Wall Street is waiting for the results of Tuesday’s midterm election like the rest of the world, but traders say this week’s inflation report may prove to be far more consequential to markets.
“Obviously this midterm election — because democracy is on the ballot — is a big deal in the eyes of the population,” Peter Tuchman, a veteran New York Stock Exchange floor trader, told CNN Business on Tuesday. “But how much it weighs on the economy is a good question.”
Markets have rallied in recent days as investors bet Republicans will take control of at least one chamber, leading to divided government.

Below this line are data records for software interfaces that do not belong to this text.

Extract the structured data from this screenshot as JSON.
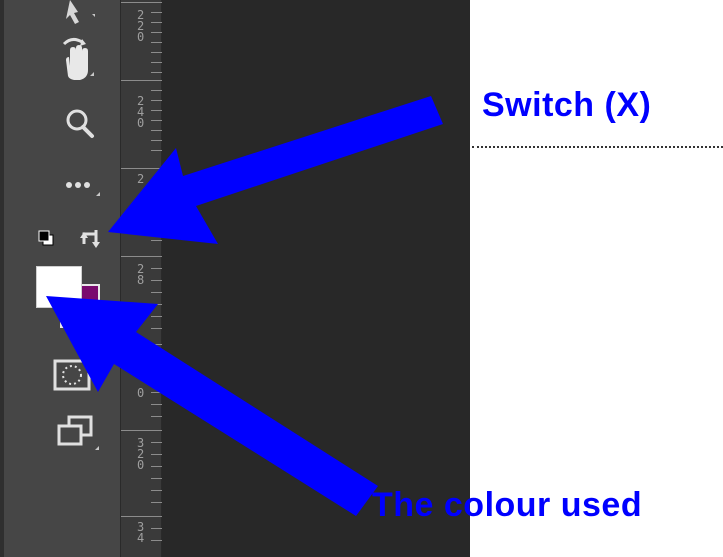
{
  "ruler": {
    "labels": [
      "2\n2\n0",
      "2\n4\n0",
      "2",
      "2\n8",
      "0",
      "3\n2\n0",
      "3\n4"
    ]
  },
  "toolbar": {
    "tools": [
      {
        "name": "move-tool-icon",
        "icon": "arrow-cursor"
      },
      {
        "name": "hand-tool-icon",
        "icon": "hand-rotate"
      },
      {
        "name": "zoom-tool-icon",
        "icon": "magnifier"
      },
      {
        "name": "more-tools-icon",
        "icon": "ellipsis"
      },
      {
        "name": "default-colors-icon",
        "icon": "default-colors"
      },
      {
        "name": "switch-colors-icon",
        "icon": "swap-arrows"
      },
      {
        "name": "foreground-color-swatch",
        "icon": "swatch"
      },
      {
        "name": "quick-mask-icon",
        "icon": "quick-mask"
      },
      {
        "name": "screen-mode-icon",
        "icon": "screen-mode"
      }
    ],
    "foreground_color": "#ffffff",
    "background_color": "#7a0a6e"
  },
  "annotations": {
    "switch_label": "Switch (X)",
    "colour_label": "The colour used",
    "arrow_color": "#0000ff"
  }
}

Traders typically believe gridlock is good because it means one party can’t push through legislation that messes things up.
In this case, that means Republicans can’t enact unfunded tax cuts and Democrats can’t push through unfunded spending programs — both of which would worsen inflation that is already at decades-high levels, and lift interest rates.
“Less government, complete gridlock, will probably benefit the stock market,” said Tuchman.
Of course, gridlock may not prove to be good if it leads to a debt ceiling fight or if it limits the willingness of Congress to cushion the blow from a potential recession.
If Republicans win control of at least the House of Representatives, markets may have a “muted” reaction because that is widely expected, Goldman Sachs told clients in a report Monday.
Andrew Frankel, co-president of Stuart Frankel, agrees that a GOP victory is “baked in” and shouldn’t trigger a major market rally. If anything, Frankel said, it could be a sell-on-the-news event where markets retreat after getting confirmation of a GOP win.
Frankel warned that a surprisingly strong night for Democrats that allows them to retain control of both the House and Senate would cause a “meaningful move lower” for stocks.
Multiple NYSE traders told CNN that the midterm election may be overshadowed by Thursday’s Consumer Price Index, an inflation gauge that has become arguably the most important economic metric of the month.
“That CPI number is where all eyes are. It’s way more important than what happens today,” said Tuchman.
A hotter-than-expected inflation reading could reignite fears about massive interest rate hikes from the Federal Reserve.
“Markets can adapt to virtually anything except unknowns,” Tuchman said. “The largest long-term unknown in the market is the inflation story.”